When the pipeline project was revived, North American gas prices were high, peaking at $15.38/MMBtu in December 2005, but by the time it had been approved prices had dropped to $4.57/MMBtu,[15] as a result of a gas glut in the United States due to increased shale gas production. This puts the economics of the project in doubt.

References[edit]

  1. ^ Probabilistic Estimates of Hydrocarbon Volumes in the Mackenzie Delta and Beaufort Sea Discoveries (PDF). National Energy Board. 1998. ISBN 0-662-27455-5. Retrieved 2008-06-14. 
  2. ^ "Aboriginal Pipeline Group". Aboriginal Pipeline Group. Retrieved 2008-06-14. 
  3. ^ Lloyd Dolha. "Mackenzie Valley Pipeline Moves Forward". First Nations Drum. Archived from the original on 2008-05-22. Retrieved 2008-06-14. 
  4. ^ Zelinsky, Tonya (2011-03-11). "Mackenzie Valley pipeline approved". Upstream Online (NHST Media Group). (subscription required). Retrieved 2011-03-13. 
  5. ^ "MGM books Mackenzie pipe berth". Upstream Online (NHST Media Group). 2007-10-15. (subscription required). Retrieved 2008-06-14. 
  6. ^ "The Mackenzie Valley pipeline". CBC News. 2007-03-12. Retrieved 2008-06-14. 
  7. ^ a b "Delays for Canadian Arctic gas pipeline". Upstream Online (NHST Media Group). 2008-05-16. (subscription required). Retrieved 2008-06-14. 
  8. ^ "Mackenzie Gas Update" (PDF). In Touch (Imperial Oil) 5 (1): 6. 2007. Retrieved 2008-06-14. 
  9. ^ Project Phases and Scheduling (PDF). January 2004. Retrieved 2008-06-14. 
  10. ^ "TransCanada chief coy on pipeline reports". Upstream Online (NHST Media Group). 2007-12-13. (subscription required). Retrieved 2008-06-14. 
  11. ^ Nick Jans (2005-12-07). "Where conservation and development coexist". USA Today. Retrieved 2008-06-14. 
  12. ^ "Mackenzie Valley". WWF Canada. Archived from the original on 2008-05-23. Retrieved 2008-06-14. 
  13. ^ "Mackenzie Valley Pipeline and Alberta Tar Sands". Sierra Club of Canada National Office.
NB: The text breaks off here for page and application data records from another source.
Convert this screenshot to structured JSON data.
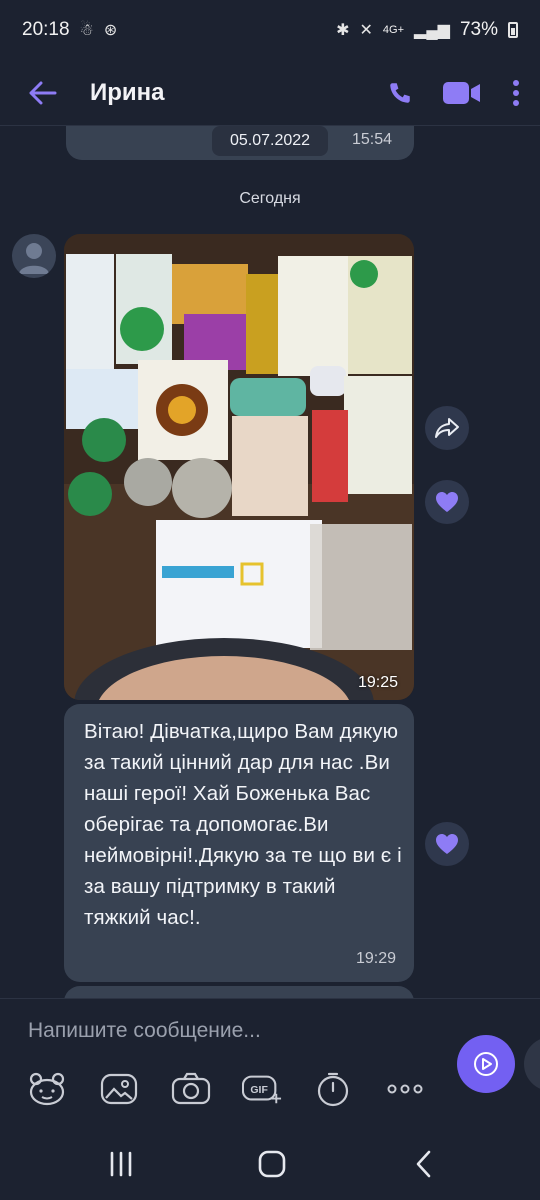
{
  "status_bar": {
    "time": "20:18",
    "network": "4G+",
    "battery": "73%"
  },
  "header": {
    "contact_name": "Ирина"
  },
  "previous_message": {
    "date": "05.07.2022",
    "time": "15:54"
  },
  "day_separator": "Сегодня",
  "photo_message": {
    "time": "19:25"
  },
  "text_message": {
    "text": "Вітаю! Дівчатка,щиро Вам дякую за такий цінний дар для нас .Ви наші герої! Хай Боженька Вас оберігає та допомогає.Ви неймовірні!.Дякую за те що ви є і за вашу підтримку в такий тяжкий час!.",
    "time": "19:29"
  },
  "composer": {
    "placeholder": "Напишите сообщение..."
  },
  "colors": {
    "accent": "#7360f2",
    "background": "#1c2230",
    "bubble": "#384252"
  },
  "icons": [
    "back-arrow-icon",
    "phone-icon",
    "video-camera-icon",
    "more-vertical-icon",
    "forward-icon",
    "heart-icon",
    "sticker-icon",
    "gallery-icon",
    "camera-icon",
    "gif-icon",
    "timer-icon",
    "more-horizontal-icon",
    "send-icon",
    "recents-icon",
    "home-icon",
    "nav-back-icon"
  ]
}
Retrieved 2008-06-14. 
  14. ^ "Green group seeks Arctic pipeline ban". Upstream Online (NHST Media Group). 2007-08-30. (subscription required). Retrieved 2008-06-14. 
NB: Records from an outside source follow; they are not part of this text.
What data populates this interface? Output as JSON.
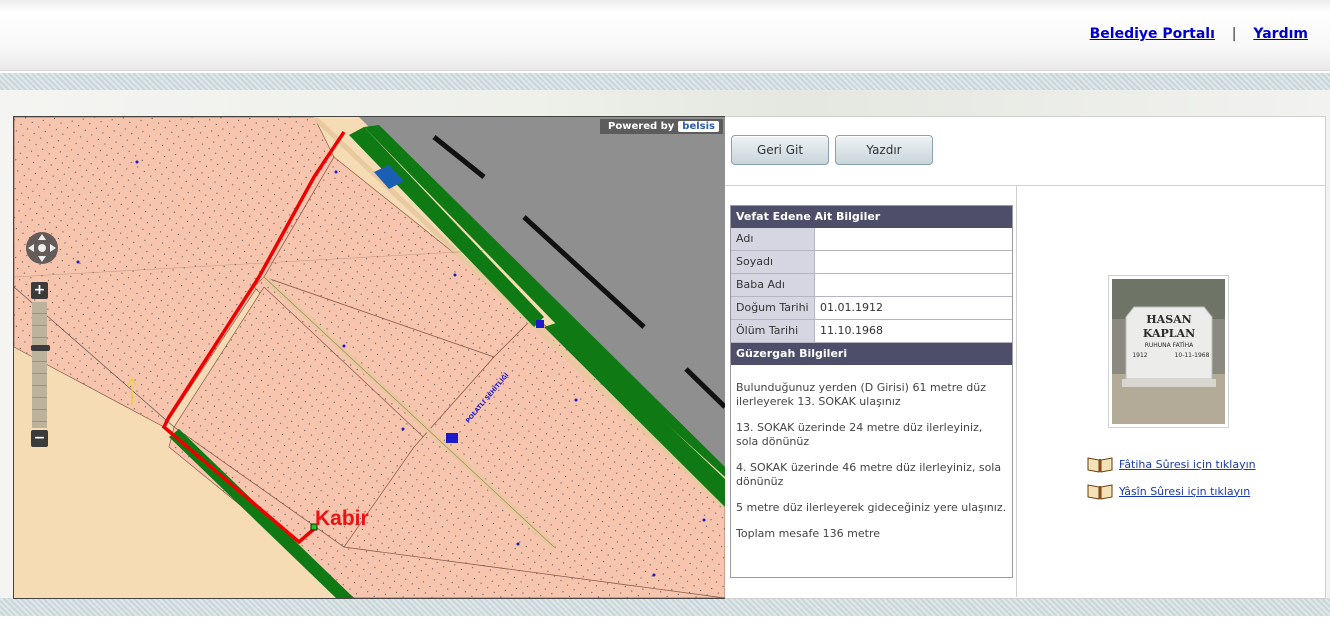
{
  "header": {
    "links": [
      {
        "label": "Belediye Portalı"
      },
      {
        "label": "Yardım"
      }
    ],
    "separator": "|"
  },
  "map": {
    "powered_by": "Powered by",
    "brand": "belsis",
    "marker_label": "Kabir",
    "street_label": "POLATLI ŞEHİTLİĞİ",
    "zoom_in": "+",
    "zoom_out": "−",
    "colors": {
      "parcel": "#f7c4ad",
      "ground": "#f6dcb5",
      "road": "#8f8f8f",
      "green": "#0f7a13",
      "route": "#ee0000",
      "water": "#1b5fb5"
    }
  },
  "toolbar": {
    "back_label": "Geri Git",
    "print_label": "Yazdır"
  },
  "deceased": {
    "heading": "Vefat Edene Ait Bilgiler",
    "fields": [
      {
        "label": "Adı",
        "value": ""
      },
      {
        "label": "Soyadı",
        "value": ""
      },
      {
        "label": "Baba Adı",
        "value": ""
      },
      {
        "label": "Doğum Tarihi",
        "value": "01.01.1912"
      },
      {
        "label": "Ölüm Tarihi",
        "value": "11.10.1968"
      }
    ]
  },
  "route": {
    "heading": "Güzergah Bilgileri",
    "steps": [
      "Bulunduğunuz yerden (D Girisi) 61 metre düz ilerleyerek 13. SOKAK ulaşınız",
      "13. SOKAK üzerinde 24 metre düz ilerleyiniz, sola dönünüz",
      "4. SOKAK üzerinde 46 metre düz ilerleyiniz, sola dönünüz",
      "5 metre düz ilerleyerek gideceğiniz yere ulaşınız.",
      "Toplam mesafe 136 metre"
    ]
  },
  "photo": {
    "lines": [
      "HASAN",
      "KAPLAN",
      "RUHUNA FATİHA",
      "1912",
      "10-11-1968"
    ]
  },
  "prayers": [
    {
      "label": "Fâtiha Sûresi için tıklayın",
      "icon": "open-book-icon"
    },
    {
      "label": "Yâsîn Sûresi için tıklayın",
      "icon": "open-book-icon"
    }
  ]
}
  15. ^ http://albertaventure.com/2012/07/why-its-now-or-maybe-never-for-canadas-proposed-pipeline-projects/

External links[edit]